The result should be every line of the listing that holds the word "expand".
START Data to use
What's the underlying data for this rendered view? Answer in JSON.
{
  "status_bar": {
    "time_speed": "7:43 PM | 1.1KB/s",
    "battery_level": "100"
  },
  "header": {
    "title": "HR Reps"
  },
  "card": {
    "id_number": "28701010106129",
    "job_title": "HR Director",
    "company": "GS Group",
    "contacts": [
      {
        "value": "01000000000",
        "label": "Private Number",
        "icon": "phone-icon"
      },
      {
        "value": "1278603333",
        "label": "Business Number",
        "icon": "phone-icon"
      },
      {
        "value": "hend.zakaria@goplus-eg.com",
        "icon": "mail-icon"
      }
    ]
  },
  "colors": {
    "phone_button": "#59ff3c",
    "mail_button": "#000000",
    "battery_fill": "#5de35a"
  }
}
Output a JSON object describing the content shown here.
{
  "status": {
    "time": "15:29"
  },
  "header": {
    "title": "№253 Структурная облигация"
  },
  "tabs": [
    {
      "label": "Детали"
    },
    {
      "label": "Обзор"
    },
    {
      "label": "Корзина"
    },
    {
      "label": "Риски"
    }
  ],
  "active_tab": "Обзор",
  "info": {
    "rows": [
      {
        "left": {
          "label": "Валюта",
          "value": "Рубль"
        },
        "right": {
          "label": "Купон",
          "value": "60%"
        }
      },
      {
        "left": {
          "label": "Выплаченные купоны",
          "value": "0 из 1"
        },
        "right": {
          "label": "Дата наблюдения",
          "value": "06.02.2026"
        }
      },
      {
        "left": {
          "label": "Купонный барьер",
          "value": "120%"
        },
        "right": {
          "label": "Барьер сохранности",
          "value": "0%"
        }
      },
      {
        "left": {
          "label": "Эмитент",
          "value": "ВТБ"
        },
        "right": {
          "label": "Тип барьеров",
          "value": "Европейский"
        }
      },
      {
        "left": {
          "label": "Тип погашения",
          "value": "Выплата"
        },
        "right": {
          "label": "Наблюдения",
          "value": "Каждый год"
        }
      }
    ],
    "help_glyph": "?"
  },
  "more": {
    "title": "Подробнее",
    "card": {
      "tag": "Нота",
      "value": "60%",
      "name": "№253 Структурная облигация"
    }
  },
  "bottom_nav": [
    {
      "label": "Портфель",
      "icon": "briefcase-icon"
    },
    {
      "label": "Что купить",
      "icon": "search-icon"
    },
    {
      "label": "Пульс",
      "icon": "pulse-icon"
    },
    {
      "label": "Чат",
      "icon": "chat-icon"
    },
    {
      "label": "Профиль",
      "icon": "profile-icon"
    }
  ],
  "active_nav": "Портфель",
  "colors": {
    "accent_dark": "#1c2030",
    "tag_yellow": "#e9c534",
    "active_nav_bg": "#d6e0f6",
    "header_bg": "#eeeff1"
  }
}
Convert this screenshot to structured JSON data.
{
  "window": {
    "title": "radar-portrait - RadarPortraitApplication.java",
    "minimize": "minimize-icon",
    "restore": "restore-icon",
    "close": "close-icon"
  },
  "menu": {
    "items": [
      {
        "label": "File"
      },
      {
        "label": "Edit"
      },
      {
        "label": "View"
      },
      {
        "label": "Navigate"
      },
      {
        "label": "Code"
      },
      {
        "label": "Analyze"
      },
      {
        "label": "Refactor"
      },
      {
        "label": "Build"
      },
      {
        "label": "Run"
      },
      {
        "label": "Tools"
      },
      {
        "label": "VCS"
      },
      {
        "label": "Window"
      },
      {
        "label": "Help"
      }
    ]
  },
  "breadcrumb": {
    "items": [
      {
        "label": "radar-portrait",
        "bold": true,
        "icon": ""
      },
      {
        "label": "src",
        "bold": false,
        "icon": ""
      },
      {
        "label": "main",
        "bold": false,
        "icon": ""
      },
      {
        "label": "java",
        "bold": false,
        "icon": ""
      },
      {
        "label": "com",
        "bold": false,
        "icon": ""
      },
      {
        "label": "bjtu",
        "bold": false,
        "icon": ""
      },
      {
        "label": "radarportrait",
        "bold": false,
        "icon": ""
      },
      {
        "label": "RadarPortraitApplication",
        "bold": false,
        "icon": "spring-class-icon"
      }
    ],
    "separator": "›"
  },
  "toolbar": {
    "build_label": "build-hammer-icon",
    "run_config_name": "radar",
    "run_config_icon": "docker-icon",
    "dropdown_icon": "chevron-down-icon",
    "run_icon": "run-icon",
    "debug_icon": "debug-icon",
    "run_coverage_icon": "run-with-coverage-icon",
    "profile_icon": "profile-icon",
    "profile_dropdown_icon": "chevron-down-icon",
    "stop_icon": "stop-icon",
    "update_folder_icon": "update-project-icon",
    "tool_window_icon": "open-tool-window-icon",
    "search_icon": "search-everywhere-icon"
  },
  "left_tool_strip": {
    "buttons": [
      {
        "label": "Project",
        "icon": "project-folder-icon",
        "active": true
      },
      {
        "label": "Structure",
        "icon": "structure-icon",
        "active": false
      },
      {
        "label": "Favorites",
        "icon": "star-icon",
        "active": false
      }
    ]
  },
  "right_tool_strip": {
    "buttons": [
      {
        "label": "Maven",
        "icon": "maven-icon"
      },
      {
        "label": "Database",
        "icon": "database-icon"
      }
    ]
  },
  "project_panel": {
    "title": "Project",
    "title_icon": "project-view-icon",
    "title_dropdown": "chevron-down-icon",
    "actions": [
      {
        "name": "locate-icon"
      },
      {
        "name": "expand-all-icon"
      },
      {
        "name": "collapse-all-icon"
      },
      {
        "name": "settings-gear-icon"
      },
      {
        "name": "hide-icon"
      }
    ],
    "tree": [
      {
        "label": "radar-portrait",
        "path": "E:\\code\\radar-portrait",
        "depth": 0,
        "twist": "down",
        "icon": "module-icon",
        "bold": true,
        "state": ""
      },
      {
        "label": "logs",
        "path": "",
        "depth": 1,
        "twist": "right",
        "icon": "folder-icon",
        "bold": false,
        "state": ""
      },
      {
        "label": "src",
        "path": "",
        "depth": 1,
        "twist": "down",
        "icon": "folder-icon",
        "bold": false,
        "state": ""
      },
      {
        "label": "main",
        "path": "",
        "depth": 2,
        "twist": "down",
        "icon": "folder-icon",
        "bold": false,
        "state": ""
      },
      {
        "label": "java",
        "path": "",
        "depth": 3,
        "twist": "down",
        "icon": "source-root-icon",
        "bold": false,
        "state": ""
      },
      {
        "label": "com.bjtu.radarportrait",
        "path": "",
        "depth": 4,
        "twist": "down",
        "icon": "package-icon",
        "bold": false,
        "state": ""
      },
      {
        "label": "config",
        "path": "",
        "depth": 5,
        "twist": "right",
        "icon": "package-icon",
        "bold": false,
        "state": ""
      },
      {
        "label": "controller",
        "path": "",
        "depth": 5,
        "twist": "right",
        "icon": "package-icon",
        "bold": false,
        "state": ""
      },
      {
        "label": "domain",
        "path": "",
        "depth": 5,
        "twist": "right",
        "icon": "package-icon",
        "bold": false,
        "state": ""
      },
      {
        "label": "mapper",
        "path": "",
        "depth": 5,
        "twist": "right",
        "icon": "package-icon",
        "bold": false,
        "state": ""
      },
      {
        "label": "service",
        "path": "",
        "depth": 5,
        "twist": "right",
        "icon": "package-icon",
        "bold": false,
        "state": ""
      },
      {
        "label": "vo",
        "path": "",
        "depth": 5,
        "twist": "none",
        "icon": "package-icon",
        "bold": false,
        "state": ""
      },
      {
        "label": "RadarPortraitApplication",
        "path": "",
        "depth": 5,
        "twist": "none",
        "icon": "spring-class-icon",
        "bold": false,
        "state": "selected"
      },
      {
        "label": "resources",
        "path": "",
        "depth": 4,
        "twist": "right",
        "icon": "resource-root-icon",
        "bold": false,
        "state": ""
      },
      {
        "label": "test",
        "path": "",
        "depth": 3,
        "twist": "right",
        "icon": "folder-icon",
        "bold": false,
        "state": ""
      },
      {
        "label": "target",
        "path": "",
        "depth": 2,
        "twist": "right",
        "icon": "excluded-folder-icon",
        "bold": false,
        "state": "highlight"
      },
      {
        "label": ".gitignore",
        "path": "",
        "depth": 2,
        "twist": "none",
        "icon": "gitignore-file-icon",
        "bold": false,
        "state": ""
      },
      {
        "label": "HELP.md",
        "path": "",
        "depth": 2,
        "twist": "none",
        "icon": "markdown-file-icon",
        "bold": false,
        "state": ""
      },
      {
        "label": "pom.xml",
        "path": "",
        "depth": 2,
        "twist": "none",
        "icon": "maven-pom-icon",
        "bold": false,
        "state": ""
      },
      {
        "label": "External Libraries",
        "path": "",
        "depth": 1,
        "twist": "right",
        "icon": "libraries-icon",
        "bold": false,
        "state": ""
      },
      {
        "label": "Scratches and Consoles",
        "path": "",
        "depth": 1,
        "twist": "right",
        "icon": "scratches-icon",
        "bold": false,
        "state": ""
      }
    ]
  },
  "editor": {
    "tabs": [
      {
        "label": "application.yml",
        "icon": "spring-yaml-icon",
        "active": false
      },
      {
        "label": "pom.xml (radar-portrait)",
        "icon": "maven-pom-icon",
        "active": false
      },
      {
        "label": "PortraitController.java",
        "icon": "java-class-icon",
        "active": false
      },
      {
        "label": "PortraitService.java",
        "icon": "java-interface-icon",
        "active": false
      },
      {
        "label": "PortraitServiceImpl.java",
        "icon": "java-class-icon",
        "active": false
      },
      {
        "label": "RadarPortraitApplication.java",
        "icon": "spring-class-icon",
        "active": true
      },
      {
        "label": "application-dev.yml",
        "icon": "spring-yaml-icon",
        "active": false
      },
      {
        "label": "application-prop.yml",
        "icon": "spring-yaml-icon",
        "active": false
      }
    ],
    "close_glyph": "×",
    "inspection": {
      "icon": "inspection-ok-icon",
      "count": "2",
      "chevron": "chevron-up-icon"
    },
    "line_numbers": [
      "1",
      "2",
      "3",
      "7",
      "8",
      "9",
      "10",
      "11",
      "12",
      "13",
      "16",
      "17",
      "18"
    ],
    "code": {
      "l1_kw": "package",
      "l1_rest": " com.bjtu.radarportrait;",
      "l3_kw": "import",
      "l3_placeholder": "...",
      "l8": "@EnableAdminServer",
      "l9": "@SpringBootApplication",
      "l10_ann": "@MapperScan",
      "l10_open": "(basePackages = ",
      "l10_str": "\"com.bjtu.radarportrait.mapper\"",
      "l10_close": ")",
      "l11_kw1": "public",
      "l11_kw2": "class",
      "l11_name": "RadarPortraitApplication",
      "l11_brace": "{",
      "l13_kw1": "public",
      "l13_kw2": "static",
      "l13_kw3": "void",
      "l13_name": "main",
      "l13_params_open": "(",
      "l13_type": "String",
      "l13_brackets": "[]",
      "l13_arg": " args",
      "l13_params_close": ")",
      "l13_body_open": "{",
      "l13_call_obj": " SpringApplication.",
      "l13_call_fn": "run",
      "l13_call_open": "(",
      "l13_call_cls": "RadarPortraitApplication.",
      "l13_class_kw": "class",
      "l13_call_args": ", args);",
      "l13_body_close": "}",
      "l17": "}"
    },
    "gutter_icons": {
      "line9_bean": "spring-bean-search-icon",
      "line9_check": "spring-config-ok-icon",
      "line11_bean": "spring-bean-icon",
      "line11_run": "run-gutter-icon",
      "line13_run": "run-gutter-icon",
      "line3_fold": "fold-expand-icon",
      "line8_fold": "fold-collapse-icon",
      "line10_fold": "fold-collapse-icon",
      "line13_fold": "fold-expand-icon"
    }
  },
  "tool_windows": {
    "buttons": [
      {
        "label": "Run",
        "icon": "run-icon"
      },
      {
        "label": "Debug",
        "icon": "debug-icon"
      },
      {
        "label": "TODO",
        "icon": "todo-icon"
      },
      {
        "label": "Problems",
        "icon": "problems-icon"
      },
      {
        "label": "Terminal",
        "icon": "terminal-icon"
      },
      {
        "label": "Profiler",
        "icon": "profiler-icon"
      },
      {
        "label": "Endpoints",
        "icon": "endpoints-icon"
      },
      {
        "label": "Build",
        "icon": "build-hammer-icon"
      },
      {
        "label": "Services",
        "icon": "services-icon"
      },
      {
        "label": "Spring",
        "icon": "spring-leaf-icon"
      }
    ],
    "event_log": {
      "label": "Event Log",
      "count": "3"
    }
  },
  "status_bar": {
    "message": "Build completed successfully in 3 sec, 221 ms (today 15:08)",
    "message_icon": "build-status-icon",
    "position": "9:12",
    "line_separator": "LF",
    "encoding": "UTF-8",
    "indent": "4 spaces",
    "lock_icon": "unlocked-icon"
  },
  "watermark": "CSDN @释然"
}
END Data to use
● **Written solution**
        "name": "expand-all-icon"
      "line3_fold": "fold-expand-icon",
      "line13_fold": "fold-expand-icon"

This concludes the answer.